Photo: Squirrel in the Bergdorf Goodman Shoes window; © Katie Hinde, by permission.
Today is Scientist Sees Squirrel’s fourth birthday. When I pounded out my first post, I had no real concept of what I was doing. I’m a little surprised and a little bemused that after four years, I’m still pounding out posts. (It remains true that I have no real concept of what I’m doing, but at least I’ve established that I enjoy doing it.) Along the way, I appear to have written over 300 posts – and nobody can be more surprised by that than I am.
Occasions like this sometimes get celebrated with greatest-hits lists, but that would be boring. It’s tempting to do a greatest-duds list instead (starting with this one), but why would I inflict that on you? So, for some middle ground: five posts that I think were actually pretty good – but that you probably didn’t read, because almost nobody did. I’ve written about my most undercited paper; I guess these are some of my most underread blog posts.

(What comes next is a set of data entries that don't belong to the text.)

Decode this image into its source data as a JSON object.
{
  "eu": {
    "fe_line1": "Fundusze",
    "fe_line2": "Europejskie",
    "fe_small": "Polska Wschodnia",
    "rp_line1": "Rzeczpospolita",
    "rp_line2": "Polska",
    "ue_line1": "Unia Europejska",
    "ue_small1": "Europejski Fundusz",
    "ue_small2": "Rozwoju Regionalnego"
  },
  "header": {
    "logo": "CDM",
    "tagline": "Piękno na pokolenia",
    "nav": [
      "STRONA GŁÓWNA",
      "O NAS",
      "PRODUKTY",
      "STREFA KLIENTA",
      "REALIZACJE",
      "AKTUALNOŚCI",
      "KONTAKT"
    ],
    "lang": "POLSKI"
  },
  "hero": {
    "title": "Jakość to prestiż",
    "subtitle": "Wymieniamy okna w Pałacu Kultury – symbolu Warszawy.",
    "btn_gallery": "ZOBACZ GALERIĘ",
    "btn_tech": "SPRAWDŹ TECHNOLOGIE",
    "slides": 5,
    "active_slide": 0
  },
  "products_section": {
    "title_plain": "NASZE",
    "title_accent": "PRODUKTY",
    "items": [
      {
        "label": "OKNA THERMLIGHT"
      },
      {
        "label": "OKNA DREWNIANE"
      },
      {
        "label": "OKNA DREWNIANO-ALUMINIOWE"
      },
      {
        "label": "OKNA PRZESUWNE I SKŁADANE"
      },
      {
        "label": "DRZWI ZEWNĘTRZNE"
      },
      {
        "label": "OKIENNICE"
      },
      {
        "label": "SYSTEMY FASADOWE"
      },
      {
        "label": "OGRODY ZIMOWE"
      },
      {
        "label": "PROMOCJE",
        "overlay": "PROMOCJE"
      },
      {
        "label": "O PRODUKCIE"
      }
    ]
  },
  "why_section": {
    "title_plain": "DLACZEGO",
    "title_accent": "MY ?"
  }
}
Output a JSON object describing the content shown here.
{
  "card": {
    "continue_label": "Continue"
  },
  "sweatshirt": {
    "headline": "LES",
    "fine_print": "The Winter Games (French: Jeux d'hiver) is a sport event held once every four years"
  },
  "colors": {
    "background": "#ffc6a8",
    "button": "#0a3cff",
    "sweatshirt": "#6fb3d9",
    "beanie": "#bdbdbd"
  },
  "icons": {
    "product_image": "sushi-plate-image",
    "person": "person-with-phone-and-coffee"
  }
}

Perhaps you’ll enjoy making the acquaintance of a piece you missed the first time around.
- Creativity, play, and science (2015) – In this post, I suggest that the usual narrative of science – hypothesis first, then design an experiment to test it – isn’t always the way things work. Not an original point, I know; but I think I have a pretty good example from my own work to illustrate it. As something of an ironic bonus (and I’d forgotten this until I’d picked this post to head my list) the experiment it describes led, eventually, to my most undercited paper!
- Where the earth shows its bones (2015) – A meditation on time and change (including climate change), inspired by the Icelandic landscape. One of the fun things about blogging is the ability to experiment a bit with style, in a way you really can’t in a scientific paper. I did that here, a little more than usual, and I’ll forgive you if you think it’s too much; but I can almost guarantee you’ll enjoy the photos.
- The globalization and provincialization of universities (2016) – Because the university is my professional home (and because I’ve been involved in administration), I’ve thought a fair bit about how universities are structured and how they work. In this piece I take up what I think is an interesting point: the tension between the desire of governments to have the university serve local priorities, and what I think is an implicit bargain we’ve made to have all universities serve global ones. I don’t know whether I’m right, but I wish we discussed this more often and more openly.
- Thoughts from a room on the 13th floor (2017) – Sometimes, when I write a post, I think I’m making a big important point. Sometimes, I’m just having fun. In this post, I wasn’t sure which I was doing. I’m still not. What do you think?
- Canada’s 150th, and how should we think about incomplete progress? (2017) – This is one of the times I think I was making a big important point, albeit with considerable trepidation. The community and practice of science are each far from perfect; but both are much better than they once were. How do we acknowledge the latter without abandoning our recognition of the former? I think this matters, and it requires nuance that’s often lost.
I hope you’ve enjoyed the first four years of Scientist Sees Squirrel, and I hope to see you back here in its fifth year. Here goes!
© Stephen Heard January 3, 2019